# [WORK ITEM]
Would you copy each line of the records that includes the word "icon"?
------------------------------------
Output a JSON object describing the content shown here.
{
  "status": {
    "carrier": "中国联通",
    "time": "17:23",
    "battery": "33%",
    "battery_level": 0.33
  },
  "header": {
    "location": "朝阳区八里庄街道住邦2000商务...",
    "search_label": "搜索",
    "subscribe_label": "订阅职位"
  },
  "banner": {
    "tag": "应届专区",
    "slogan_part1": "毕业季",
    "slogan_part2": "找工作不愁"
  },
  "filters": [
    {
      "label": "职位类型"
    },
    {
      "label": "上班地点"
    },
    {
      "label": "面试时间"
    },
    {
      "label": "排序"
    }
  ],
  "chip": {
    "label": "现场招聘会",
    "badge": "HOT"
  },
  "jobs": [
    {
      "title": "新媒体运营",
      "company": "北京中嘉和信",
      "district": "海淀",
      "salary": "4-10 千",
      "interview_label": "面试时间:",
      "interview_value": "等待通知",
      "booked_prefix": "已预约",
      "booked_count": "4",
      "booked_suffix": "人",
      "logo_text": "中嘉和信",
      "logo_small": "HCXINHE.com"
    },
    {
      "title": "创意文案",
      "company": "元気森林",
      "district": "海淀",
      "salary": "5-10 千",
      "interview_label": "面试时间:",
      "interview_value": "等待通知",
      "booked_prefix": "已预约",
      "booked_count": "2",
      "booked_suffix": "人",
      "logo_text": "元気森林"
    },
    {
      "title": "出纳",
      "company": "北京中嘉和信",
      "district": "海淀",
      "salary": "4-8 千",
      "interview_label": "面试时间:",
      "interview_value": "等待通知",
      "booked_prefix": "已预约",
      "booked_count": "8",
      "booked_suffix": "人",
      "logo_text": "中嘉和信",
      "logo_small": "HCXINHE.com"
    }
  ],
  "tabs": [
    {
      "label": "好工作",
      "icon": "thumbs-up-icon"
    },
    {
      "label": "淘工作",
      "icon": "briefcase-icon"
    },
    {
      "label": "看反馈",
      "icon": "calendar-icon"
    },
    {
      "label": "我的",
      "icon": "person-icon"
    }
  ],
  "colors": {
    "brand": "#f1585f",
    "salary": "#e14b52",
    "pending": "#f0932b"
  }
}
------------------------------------
# [TASK RESULT]
      "icon": "thumbs-up-icon"
      "icon": "briefcase-icon"
      "icon": "calendar-icon"
      "icon": "person-icon"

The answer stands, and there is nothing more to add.